The Employment portfolio is responsible for assisting the Australian Government to achieve its objectives for employment by providing advice and support, and delivering programs and services to the Australian Government and wider community. The portfolio works with other Australian Government entities, state and territory governments and a range of service providers to connect people with jobs, support workplace safety and assist businesses with productivity.
This review would examine the Department of Employment’s reporting of the Fair Entitlements Guarantee Recovery program’s performance.
Under the Fair Entitlements Guarantee Recovery program, the department provides funding to liquidators to pursue recovery efforts (including court proceedings) against insolvent companies. The program commenced, as a pilot, on 1 July 2015. The Government subsequently announced that, from 1 January 2017, the program would continue and be expanded. In 2017–18, the program has a budget of $47 million over four years. The Government has estimated that the recovery program will achieve additional Fair Entitlements Guarantee recoveries of $165.7 million over four years.
This audit would examine the Australian Securities and Investments Commission’s (ASIC’s) and the Australian Taxation Office’s (ATO’s) regulation of illegal phoenix activity.
Phoenix activity refers to the evasion of tax and other liabilities, such as employee entitlements, through the deliberate, systematic and sometimes cyclical liquidation of related corporate trading entities. This generally occurs through an indebted company transferring its assets into a new company to avoid paying creditors, tax or employee entitlements. Those assets are then used by the new company to continue the business activities of the indebted company. In 2012, a Fair Work Ombudsman report noted that there is a significant lack of data collection in relation to phoenix activity, and estimated the total impact of phoenix activity to be between $1.78 billion and $3.19 billion each year.
ASIC and the ATO collaborate with other entities (including the Australian Federal Police, the Australian Criminal Intelligence Commission and Fair Work Ombudsman) through the Inter-Agency Phoenix Forum to share intelligence and identify, design and implement cross-entity strategies to reduce and deter phoenix activity.
This audit would examine the effectiveness of Comcare’s administration, with a focus on its education and insurance functions and the monitoring and reporting of outcomes.

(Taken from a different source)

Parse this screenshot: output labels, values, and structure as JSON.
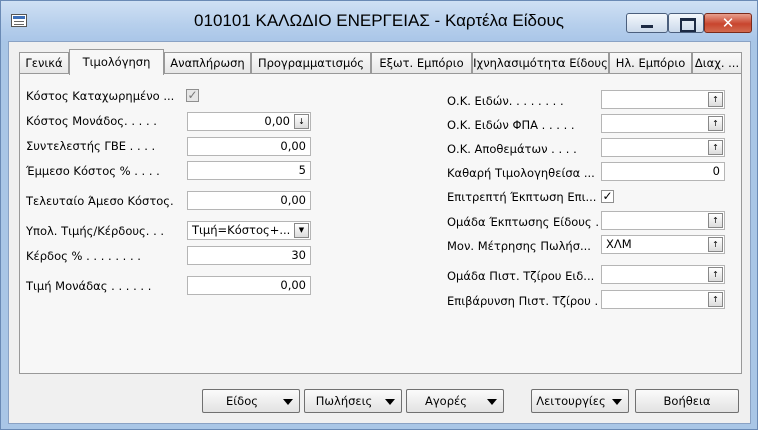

Comcare’s objective is to support participation and productivity through healthy and safe workplaces that minimise the impact of harm in workplaces covered by the entity. As at 30 June 2016, an estimated 410 000 full-time equivalent employees were covered by the Work Health and Safety Act 2011, which is regulated by Comcare. Total net resourcing for Comcare in 2017–18 is estimated at $1.38 billion.
This audit would examine the Department of Human Services’ management and delivery of programs, services and payments on behalf of other Australian Government entities, as well as the department’s performance against its respective obligations and service standards.
Human Services provides a range of programs, services and payments for, and on behalf of, a number of Australian Government entities, such as income support payments for the Department of Social Services, and aged care payments and the maintenance of various health-related registers for the Department of Health. Arrangements for these services and payments are outlined in various memorandums of understanding and business partnership agreements. In the 2017–18 Budget, Human Services estimated that it would process around $175 billion in payments on behalf of other government entities.
The proposed audit would provide assurance that business agreements support Human Services in meeting the expectations of entities on behalf of whom it delivers payments; and that roles, responsibilities and performance reporting arrangements are clearly defined.
The objective of the audit is to examine the implementation of the annual performance statements requirements under the Public Governance, Performance and Accountability Act 2013 (PGPA Act) and Public Governance, Performance and Accountability Rule 2014 (PGPA Rule) by selected entities in 2016–17.